Slavery was abolished. Nonetheless, when those marches began demanding justice for women, those white feminists, the same ones who spoke in the name of WOMEN and who demanded progress for us, those were the same women who demanded our segregation. Black women could march, but separated from them. And that is key to understanding the reason behind black feminism. The concerns of the black woman were just as much centered around her patriarchal relationships as they were around her recognition as a WOMAN.
Meanwhile, Urufarma, a contraception lab in Uruguay, released the campaign “The first time”, in which different fathers are asked how they think their son's first sexual experience will be, and then, that of their daughters. The difference in their responses are dramatic, as are the reactions to the video, having already exceeded 57,000 views. Watch the video below with English subtitles:
In Mexico, Twitter users seized the occasion to demand answers for the rising number of femicides in the country's capital:
— PRDToluca (@PRDToluca) March 7, 2016
We demand timely action. 35 women killed in 2016 in the State of Mexico. #InternationalWomen'sDay
— Jorge (@Sandersrivera) March 7, 2016
#NotEvenOneMore I want to go out into the streets without fear, #Chimalhuacan [a suburb of Mexico City]
Reflections on the significance of celebrating a day for women continue to spread online. Venezuelan Aglaia Berlutti, who wrote detailed commentary about the daily oppression faced by women, from cultural conventions to the power of words, and finally about the need to continue this fight, which has barely just begun:
Camino por la calle, en este país de mujeres: de madres, de hijas, de esposas. De mujeres sin adjetivo como yo. Y pienso en esas batallas diarias. En esa noción de continuar aunque la lucha parezca estéril, simple y desigual. Pero supongo que toda idea comienza así [y me lo] digo mientras una niña pequeña me sonríe desde el hombro de su madre unos pasos más allá de la calle donde camino.

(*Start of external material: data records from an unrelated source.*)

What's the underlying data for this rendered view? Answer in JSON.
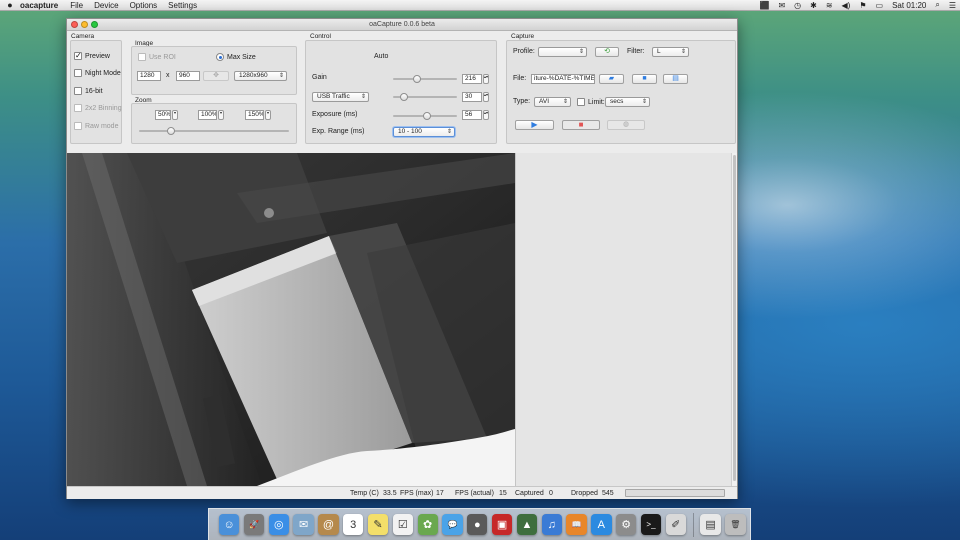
{
  "menubar": {
    "app": "oacapture",
    "menus": [
      "File",
      "Device",
      "Options",
      "Settings"
    ],
    "clock": "Sat 01:20"
  },
  "window": {
    "title": "oaCapture 0.0.6 beta"
  },
  "camera": {
    "title": "Camera",
    "preview": "Preview",
    "night_mode": "Night Mode",
    "bit16": "16-bit",
    "binning": "2x2 Binning",
    "raw_mode": "Raw mode"
  },
  "image": {
    "title": "Image",
    "use_roi": "Use ROI",
    "max_size": "Max Size",
    "width": "1280",
    "x": "x",
    "height": "960",
    "resolution": "1280x960"
  },
  "zoom": {
    "title": "Zoom",
    "z50": "50%",
    "z100": "100%",
    "z150": "150%",
    "slider_level": 0.2
  },
  "control": {
    "title": "Control",
    "auto": "Auto",
    "gain_label": "Gain",
    "gain_value": "216",
    "gain_level": 0.35,
    "usb_traffic": "USB Traffic",
    "usb_value": "30",
    "usb_level": 0.12,
    "exposure_label": "Exposure (ms)",
    "exposure_value": "56",
    "exposure_level": 0.53,
    "exp_range_label": "Exp. Range (ms)",
    "exp_range_value": "10 - 100"
  },
  "capture": {
    "title": "Capture",
    "profile_label": "Profile:",
    "profile_value": "",
    "filter_label": "Filter:",
    "filter_value": "L",
    "file_label": "File:",
    "file_value": "iture-%DATE-%TIME",
    "type_label": "Type:",
    "type_value": "AVI",
    "limit_label": "Limit:",
    "limit_value": "secs"
  },
  "status": {
    "temp_label": "Temp (C)",
    "temp_value": "33.5",
    "fps_max_label": "FPS (max)",
    "fps_max_value": "17",
    "fps_actual_label": "FPS (actual)",
    "fps_actual_value": "15",
    "captured_label": "Captured",
    "captured_value": "0",
    "dropped_label": "Dropped",
    "dropped_value": "545",
    "progress": 0
  },
  "colors": {
    "accent": "#2a6fd6",
    "record_red": "#e25555",
    "play_blue": "#2f7de0"
  },
  "dock": {
    "icons": [
      {
        "name": "finder-icon",
        "bg": "#4a90d9",
        "glyph": "☺"
      },
      {
        "name": "launchpad-icon",
        "bg": "#7a7a7a",
        "glyph": "🚀"
      },
      {
        "name": "safari-icon",
        "bg": "#3a8ee6",
        "glyph": "◎"
      },
      {
        "name": "mail-icon",
        "bg": "#7fa6c9",
        "glyph": "✉"
      },
      {
        "name": "contacts-icon",
        "bg": "#b5894c",
        "glyph": "@"
      },
      {
        "name": "calendar-icon",
        "bg": "#ffffff",
        "glyph": "3"
      },
      {
        "name": "notes-icon",
        "bg": "#f3df6a",
        "glyph": "✎"
      },
      {
        "name": "reminders-icon",
        "bg": "#f2f2f2",
        "glyph": "☑"
      },
      {
        "name": "photos-icon",
        "bg": "#6aa84f",
        "glyph": "✿"
      },
      {
        "name": "messages-icon",
        "bg": "#4aa3e8",
        "glyph": "💬"
      },
      {
        "name": "facetime-icon",
        "bg": "#5a5a5a",
        "glyph": "●"
      },
      {
        "name": "photobooth-icon",
        "bg": "#c62828",
        "glyph": "▣"
      },
      {
        "name": "iphoto-icon",
        "bg": "#3e6e3e",
        "glyph": "▲"
      },
      {
        "name": "itunes-icon",
        "bg": "#3a7bd5",
        "glyph": "♫"
      },
      {
        "name": "ibooks-icon",
        "bg": "#e8862a",
        "glyph": "📖"
      },
      {
        "name": "appstore-icon",
        "bg": "#2b8ae0",
        "glyph": "A"
      },
      {
        "name": "system-preferences-icon",
        "bg": "#8c8c8c",
        "glyph": "⚙"
      },
      {
        "name": "terminal-icon",
        "bg": "#1a1a1a",
        "glyph": ">_"
      },
      {
        "name": "script-editor-icon",
        "bg": "#d9d9d9",
        "glyph": "✐"
      }
    ],
    "trailing": [
      {
        "name": "documents-stack-icon",
        "bg": "#e8e8e8",
        "glyph": "▤"
      },
      {
        "name": "trash-icon",
        "bg": "#bdbdbd",
        "glyph": "🗑"
      }
    ]
  }
}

I walk down the street, in this country of women: of mothers, of daughters, of wives. Women, like me, without adjectives. And I think of these daily battles. Of this notion of keeping on, even when the struggle seems sterile, simple, and unequal. But I suppose that all ideas begin like this, I say [to myself] as a little girl smiles at me from the shoulder of her mother a few steps ahead of me on the street where I'm walking.